The wider slowdown in consumption and the financial sector will also continue to hamstring private investment in the year ahead. Reflecting this, business confidence in the country has already dipped to its lowest in six years. And the many domestic factors contributing to firms’ weaker outlooks are likely to persist into 2020. Meanwhile the synchronized global slowdown, and the US-China trade war, will put a lid on exports and add friction to Indian businesses’ cross-border supply chains. India’s automotive industry, which employs an estimated 35 million, is a particular sore point. It will continue to weaken next year, given the limited access to finance, low vehicle demand, and the broader push toward electric vehicles, which will put jobs on the line.

Policy is also playing its part in India’s slowdown. Small and medium-sized enterprises, which account for around 30% of India’s GDP, are still adjusting to major changes. Demonetization in 2016 caused severe disruption across India’s dominant informal economy, and contributed to cash-flow difficulties among many SMEs. The introduction in 2017 of the goods and services tax (GST), which replaced a range of federal and state taxes, added costs and disruption for some businesses. In the long run, these policies will help push informal economic activities into the formal tax base, yet they are still bedding into the economy, and the disruptive impact to the business community, on top of tough credit conditions, will still be felt next year.

Policymakers are not unaware of the economy’s travails. A surprise cut in the corporate tax rate to 22%, additional incentives for new manufacturing companies, and initiatives to support farming incomes were recently announced. The boosts comes alongside five interest-rate cuts by the Reserve Bank of India already this year. That may provide some uplift for the economy next year. But lower growth more generally risks pushing the government above its fiscal-deficit target of 3.3% of gross domestic product, raising government borrowing costs and lowering the likelihood of further supportive measures next year.
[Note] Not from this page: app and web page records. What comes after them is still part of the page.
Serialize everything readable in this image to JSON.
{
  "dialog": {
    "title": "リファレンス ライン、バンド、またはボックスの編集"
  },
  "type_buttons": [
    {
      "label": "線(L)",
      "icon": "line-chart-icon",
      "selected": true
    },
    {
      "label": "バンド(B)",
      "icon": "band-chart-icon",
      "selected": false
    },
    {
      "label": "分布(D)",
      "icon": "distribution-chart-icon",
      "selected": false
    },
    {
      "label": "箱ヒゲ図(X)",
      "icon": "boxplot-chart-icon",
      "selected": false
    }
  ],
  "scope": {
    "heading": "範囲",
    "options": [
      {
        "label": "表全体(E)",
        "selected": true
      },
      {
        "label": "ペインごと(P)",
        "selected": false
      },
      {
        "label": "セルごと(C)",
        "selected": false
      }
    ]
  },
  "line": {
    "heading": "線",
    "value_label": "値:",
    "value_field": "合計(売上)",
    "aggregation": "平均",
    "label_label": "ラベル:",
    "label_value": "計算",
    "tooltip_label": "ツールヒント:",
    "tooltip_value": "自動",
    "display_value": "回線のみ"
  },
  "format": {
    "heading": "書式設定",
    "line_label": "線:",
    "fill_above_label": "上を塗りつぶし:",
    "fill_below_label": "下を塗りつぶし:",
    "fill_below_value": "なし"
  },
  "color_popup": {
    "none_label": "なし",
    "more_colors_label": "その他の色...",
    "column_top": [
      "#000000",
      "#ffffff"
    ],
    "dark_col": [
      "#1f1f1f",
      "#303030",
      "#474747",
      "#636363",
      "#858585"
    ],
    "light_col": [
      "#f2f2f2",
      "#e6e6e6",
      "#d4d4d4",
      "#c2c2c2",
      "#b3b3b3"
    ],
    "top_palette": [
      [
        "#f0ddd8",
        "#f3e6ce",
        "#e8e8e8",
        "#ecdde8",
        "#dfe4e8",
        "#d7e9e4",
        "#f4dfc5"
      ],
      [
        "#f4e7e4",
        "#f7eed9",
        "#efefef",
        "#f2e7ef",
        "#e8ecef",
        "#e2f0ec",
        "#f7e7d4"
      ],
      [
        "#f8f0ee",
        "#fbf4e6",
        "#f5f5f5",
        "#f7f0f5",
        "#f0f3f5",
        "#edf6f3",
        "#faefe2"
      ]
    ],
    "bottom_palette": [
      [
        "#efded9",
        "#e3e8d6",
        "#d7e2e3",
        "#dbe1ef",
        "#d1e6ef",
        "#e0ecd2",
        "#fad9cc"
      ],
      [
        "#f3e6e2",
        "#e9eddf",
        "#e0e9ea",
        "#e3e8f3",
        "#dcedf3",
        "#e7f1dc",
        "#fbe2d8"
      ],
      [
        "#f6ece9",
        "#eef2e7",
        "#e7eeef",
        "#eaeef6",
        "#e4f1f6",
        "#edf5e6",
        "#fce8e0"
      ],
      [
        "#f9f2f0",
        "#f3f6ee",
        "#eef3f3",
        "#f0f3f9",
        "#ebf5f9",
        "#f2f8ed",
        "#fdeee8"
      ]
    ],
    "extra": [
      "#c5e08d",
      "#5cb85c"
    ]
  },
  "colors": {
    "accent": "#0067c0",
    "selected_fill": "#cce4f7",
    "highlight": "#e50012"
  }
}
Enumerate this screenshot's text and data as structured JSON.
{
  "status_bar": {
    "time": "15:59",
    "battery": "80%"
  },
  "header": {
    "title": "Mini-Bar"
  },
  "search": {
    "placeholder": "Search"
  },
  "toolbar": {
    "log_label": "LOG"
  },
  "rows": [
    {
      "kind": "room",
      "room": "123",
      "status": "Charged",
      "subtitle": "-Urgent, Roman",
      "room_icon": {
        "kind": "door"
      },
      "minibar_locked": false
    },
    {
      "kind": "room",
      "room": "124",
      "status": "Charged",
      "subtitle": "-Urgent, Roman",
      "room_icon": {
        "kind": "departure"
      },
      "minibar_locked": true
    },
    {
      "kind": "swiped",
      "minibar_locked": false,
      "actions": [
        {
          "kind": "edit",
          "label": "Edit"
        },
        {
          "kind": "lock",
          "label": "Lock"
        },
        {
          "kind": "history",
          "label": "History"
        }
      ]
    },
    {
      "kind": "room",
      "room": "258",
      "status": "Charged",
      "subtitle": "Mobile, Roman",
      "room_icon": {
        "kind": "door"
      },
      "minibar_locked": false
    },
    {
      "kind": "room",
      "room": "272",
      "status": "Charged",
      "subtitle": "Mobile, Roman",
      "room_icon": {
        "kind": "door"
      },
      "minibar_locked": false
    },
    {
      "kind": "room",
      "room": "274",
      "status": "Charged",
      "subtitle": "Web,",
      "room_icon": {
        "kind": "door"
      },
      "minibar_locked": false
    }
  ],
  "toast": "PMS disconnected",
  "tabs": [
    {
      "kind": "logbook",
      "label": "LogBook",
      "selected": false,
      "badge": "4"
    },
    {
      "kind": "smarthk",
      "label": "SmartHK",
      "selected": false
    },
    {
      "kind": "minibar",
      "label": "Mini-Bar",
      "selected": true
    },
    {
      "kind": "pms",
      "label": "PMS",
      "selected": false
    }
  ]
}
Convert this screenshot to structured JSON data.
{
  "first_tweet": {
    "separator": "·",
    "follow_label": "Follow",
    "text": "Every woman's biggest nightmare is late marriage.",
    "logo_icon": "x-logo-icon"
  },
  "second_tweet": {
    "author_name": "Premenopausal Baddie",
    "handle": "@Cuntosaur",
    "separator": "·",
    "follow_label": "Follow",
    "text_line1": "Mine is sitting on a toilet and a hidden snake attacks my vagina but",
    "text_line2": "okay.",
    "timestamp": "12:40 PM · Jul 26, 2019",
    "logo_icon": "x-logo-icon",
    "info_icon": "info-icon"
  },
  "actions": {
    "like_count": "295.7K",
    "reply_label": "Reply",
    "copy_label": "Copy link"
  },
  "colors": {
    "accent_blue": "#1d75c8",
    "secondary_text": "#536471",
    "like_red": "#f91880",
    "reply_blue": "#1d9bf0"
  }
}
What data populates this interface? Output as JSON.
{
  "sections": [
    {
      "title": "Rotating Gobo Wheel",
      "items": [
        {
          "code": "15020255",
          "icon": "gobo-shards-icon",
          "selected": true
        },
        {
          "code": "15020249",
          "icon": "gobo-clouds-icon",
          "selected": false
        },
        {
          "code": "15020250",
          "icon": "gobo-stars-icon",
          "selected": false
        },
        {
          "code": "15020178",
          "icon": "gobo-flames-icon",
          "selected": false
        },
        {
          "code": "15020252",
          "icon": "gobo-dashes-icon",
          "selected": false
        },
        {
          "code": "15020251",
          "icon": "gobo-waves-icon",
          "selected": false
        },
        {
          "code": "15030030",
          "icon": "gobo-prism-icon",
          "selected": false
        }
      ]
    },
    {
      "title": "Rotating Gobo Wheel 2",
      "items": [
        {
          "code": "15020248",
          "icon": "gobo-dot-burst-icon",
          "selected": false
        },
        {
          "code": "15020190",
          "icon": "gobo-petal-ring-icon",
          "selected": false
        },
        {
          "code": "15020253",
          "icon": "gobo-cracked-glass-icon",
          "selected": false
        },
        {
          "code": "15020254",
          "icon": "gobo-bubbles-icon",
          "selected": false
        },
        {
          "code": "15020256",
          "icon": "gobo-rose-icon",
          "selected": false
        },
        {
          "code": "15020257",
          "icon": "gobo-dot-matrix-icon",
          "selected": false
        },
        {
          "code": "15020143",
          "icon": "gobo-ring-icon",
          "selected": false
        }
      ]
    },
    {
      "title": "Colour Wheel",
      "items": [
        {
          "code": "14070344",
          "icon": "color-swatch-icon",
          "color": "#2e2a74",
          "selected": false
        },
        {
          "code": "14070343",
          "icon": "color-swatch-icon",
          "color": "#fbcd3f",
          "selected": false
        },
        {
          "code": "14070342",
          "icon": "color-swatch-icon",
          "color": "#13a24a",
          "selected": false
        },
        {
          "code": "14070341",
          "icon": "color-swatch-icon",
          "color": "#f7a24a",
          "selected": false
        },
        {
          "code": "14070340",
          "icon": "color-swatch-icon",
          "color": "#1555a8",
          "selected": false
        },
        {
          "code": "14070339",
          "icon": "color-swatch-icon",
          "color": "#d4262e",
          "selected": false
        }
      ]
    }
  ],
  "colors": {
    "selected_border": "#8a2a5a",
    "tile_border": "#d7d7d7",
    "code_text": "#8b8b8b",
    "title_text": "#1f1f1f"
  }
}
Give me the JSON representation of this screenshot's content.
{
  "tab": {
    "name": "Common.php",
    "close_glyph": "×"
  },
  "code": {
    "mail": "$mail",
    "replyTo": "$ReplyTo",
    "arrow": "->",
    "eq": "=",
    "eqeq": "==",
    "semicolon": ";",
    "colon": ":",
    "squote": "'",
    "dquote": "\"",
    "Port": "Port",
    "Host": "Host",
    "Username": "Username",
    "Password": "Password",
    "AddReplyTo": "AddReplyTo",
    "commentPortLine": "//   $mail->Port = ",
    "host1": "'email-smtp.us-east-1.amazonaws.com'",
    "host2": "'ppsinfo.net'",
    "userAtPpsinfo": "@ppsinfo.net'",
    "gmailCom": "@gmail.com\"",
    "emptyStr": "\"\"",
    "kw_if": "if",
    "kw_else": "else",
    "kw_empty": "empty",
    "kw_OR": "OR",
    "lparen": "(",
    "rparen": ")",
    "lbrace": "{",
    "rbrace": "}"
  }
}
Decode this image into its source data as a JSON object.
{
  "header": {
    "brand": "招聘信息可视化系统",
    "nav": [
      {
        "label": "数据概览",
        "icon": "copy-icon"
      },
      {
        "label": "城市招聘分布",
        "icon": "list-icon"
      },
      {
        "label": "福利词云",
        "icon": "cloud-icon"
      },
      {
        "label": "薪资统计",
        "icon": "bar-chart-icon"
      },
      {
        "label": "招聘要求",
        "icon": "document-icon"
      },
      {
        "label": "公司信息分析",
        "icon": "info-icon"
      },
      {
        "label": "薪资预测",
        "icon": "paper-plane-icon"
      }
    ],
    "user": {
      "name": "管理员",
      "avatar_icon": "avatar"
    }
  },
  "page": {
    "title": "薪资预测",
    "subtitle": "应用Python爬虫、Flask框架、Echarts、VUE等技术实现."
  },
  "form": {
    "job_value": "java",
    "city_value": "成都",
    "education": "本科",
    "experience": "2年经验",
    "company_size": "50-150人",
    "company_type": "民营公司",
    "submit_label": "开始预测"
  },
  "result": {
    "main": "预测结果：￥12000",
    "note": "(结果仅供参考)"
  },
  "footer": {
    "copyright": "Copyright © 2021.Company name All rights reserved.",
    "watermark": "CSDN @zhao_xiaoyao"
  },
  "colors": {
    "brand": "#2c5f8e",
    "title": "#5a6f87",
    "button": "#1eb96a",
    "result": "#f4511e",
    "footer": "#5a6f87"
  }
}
In the face of a stuttering economy, Modi may still bank on his popular appeal, but confidence in his government pushing for reforms has been falling. “Political confidence” in a business survey conducted by the National Council of Applied Economic Research, a think-tank, recently fell to its lowest in three years. When it comes to the economy, the BJP has often been accused of being too distracted by cultural and religious issues. That said, the public will be aware of the prime minister’s track record, and ambition, for pushing through major policy changes, successfully or otherwise. But it may soon become impatient. With a median age of around 27 years, jobs growth will be essential if the BJP and Modi are to satisfy the nation’s youth, and stay on their perch.

Next year the government will face an uphill struggle trying to overturn slowing growth and a credit crunch. It will first need to help clean up stresses in the financial sector and boost liquidity, to get consumers buying again. Efforts to jump-start private-sector investment, divest inefficient state-owned enterprises, and push through reforms that remove red tape from the jobs market and infrastructure projects should be next on the agenda. Change will depend on political will, but until then, the Indian economy will continue to fall well below its potential.